Data provided |
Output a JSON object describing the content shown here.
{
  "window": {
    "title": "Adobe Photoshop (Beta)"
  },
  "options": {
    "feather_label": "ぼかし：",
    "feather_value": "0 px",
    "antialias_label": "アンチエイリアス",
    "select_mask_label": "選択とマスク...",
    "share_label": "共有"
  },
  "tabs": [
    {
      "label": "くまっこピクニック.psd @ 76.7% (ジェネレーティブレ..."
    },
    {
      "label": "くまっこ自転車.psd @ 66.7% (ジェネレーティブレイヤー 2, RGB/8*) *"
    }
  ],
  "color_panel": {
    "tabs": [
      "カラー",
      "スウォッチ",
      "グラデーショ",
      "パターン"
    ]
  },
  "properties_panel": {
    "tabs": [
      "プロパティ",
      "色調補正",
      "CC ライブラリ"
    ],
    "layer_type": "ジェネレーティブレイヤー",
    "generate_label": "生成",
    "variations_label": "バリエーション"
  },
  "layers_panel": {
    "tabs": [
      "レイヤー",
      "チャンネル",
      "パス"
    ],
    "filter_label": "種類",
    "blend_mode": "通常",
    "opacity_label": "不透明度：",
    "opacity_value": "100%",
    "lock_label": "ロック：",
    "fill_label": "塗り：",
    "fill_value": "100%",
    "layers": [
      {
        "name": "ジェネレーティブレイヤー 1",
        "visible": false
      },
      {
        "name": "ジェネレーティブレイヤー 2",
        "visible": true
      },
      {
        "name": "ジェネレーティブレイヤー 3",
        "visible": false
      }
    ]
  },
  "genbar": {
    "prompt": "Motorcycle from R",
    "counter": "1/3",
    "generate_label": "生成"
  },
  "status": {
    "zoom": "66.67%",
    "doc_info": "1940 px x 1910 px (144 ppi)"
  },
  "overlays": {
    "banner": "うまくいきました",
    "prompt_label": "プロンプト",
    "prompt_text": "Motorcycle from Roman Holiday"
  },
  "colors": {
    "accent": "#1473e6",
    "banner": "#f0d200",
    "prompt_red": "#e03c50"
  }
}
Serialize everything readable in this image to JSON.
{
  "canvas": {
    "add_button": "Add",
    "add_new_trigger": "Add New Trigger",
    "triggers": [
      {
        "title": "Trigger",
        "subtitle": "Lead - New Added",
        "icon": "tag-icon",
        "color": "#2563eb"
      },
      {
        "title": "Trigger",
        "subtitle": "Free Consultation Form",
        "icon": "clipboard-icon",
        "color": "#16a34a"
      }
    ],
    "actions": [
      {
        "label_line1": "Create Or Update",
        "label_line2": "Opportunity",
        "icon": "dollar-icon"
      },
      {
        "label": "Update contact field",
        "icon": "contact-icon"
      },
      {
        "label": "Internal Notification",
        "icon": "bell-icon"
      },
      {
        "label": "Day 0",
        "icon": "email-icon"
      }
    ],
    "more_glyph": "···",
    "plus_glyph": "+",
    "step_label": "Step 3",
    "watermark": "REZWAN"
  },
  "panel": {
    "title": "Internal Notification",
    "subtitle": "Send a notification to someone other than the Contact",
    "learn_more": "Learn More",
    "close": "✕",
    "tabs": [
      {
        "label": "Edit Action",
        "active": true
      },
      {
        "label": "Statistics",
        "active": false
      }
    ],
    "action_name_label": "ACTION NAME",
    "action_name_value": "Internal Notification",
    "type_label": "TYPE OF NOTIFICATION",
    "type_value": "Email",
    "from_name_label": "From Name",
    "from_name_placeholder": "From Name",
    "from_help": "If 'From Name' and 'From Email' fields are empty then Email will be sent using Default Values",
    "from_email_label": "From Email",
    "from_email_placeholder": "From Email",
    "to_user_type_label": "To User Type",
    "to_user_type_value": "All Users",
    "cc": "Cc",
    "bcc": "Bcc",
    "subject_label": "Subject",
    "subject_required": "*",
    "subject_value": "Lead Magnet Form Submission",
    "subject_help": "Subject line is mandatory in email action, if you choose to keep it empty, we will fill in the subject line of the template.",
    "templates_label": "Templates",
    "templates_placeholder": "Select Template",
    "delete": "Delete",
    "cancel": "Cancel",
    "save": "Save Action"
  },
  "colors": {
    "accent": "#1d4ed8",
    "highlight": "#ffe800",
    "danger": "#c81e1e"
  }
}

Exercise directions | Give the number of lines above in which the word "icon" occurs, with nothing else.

Response area | 6